'The Year of Rabbit' Raises Ridiculousness High (Topics)
- Written by Martha K. Baker
"The Year of the Rabbit" is the most ridiculous series on television -- and that's good news. This police-procedural, streaming on Topic, is knee-slappingly funny. Take one burly, tough, blow-hard, inebriated cop. Park him in the late Victorian Age in the East End of London and turn him loose on crime.
Detective Inspector Rabbit and his sibling Weasel were named by his father for animals. In many ways, Rabbit is one. He's also an excellent sleuth, partnered with two unlikely coppers: Wilbur is white, a dapper romantic, always falling for the little women; Mabel is black, the adopted daughter of Rabbit's Chief Inspector.
Through the six episodes, the trio saunters and gallivants and sneaks about London, looking for murderers and thieves and, it turns out, a secret society of angry women. These women, seriously irked by society and supported by a Bulgarian countess, grab ahold of Wilbur and Mabel.

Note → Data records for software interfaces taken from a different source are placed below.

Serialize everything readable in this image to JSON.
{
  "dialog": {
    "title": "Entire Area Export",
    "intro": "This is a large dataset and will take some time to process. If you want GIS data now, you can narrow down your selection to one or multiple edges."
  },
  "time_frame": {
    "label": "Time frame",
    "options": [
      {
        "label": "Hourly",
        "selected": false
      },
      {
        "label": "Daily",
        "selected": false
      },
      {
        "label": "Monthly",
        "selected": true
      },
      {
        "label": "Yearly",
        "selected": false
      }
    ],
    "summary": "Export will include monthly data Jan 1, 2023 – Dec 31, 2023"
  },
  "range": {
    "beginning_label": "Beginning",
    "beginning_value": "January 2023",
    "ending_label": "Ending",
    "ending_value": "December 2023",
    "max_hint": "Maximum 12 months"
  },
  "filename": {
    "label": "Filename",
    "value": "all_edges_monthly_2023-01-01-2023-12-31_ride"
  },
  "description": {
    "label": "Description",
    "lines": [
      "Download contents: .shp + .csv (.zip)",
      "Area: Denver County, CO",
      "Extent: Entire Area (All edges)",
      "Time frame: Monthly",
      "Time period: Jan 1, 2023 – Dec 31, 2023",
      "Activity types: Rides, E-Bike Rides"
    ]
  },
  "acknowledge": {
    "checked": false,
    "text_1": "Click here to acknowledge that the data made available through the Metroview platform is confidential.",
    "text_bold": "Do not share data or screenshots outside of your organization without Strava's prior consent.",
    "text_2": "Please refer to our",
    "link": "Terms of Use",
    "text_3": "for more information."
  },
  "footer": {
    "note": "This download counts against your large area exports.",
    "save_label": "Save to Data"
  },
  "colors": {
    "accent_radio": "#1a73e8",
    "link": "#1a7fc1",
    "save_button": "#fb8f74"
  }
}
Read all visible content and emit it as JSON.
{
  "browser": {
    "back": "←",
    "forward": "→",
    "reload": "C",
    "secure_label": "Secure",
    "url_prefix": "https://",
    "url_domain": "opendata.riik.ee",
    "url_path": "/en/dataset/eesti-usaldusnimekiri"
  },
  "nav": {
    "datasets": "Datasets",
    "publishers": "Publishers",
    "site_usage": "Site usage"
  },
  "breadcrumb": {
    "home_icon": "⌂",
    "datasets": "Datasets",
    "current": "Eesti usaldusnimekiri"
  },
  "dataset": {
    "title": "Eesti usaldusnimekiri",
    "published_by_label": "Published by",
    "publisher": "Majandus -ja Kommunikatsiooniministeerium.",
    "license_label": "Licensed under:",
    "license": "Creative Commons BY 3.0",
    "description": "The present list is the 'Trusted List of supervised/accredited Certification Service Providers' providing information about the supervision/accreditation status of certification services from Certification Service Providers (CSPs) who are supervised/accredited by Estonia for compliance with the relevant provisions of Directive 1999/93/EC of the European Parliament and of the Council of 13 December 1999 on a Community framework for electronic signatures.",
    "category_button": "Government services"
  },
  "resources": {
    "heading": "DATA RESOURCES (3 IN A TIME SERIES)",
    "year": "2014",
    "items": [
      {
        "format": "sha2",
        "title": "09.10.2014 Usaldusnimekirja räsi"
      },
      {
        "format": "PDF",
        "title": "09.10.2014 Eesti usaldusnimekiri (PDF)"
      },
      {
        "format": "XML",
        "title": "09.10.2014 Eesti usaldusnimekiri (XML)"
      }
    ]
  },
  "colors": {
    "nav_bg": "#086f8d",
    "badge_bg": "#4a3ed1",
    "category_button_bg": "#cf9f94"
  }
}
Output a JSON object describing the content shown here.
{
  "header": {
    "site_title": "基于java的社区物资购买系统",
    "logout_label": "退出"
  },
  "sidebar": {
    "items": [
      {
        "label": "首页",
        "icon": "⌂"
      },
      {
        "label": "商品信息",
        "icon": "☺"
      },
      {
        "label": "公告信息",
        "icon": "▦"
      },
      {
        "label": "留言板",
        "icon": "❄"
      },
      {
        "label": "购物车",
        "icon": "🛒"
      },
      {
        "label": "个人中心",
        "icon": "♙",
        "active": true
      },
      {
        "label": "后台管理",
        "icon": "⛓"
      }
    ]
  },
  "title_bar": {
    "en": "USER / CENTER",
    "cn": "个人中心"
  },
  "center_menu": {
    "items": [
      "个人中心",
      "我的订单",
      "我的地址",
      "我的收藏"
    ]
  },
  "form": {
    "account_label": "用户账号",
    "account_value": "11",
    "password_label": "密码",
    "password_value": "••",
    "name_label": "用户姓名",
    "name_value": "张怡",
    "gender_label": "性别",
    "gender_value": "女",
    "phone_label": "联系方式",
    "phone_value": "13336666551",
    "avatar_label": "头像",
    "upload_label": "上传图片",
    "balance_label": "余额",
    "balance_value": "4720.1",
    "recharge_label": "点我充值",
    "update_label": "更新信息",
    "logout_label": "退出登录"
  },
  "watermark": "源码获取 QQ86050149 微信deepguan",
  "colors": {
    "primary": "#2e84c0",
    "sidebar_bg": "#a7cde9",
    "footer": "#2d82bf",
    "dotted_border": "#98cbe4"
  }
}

Abetting the good cops are an eldress bar keep, who liquifies Rabbit with adult beverages; a one-eyed detective, who may not be trusted; a luscious lover for Rabbit; and, of all people, Joseph Merrick, a k a The Elephant Man, who turns out to be quite the mole.
Merrick is played ostentatiously by David Dawson, well made up, and Freddie Fox plays wimpy Wilbur. Rabbit's lover is played by Jill Halfpenny (their robustly-false fornicating rouses guffaws). Susan Wokoma is perfect as determined Mabel. But Matt Berry steals the show in his big blue coat, red scarf, and missing eyebrow.
Berry delivers Kevin Cecil and Andy Riley's lines as if they were gold bricks. The dialogue comes complete with Cockney rhymes, filthy words (it helps to have read Victorian pornography like Frank Harris' My Life and Loves), and anachronisms, like the especially funny newfangled-telephone bits.
The series includes lots of good editing, especially the flashbacks; astonishingly realistic make-up, and admirable production values -- all under Ben Taylor's savvy direction.
"The Year of the Rabbit" is bold and bawdy and perfectly ridiculous.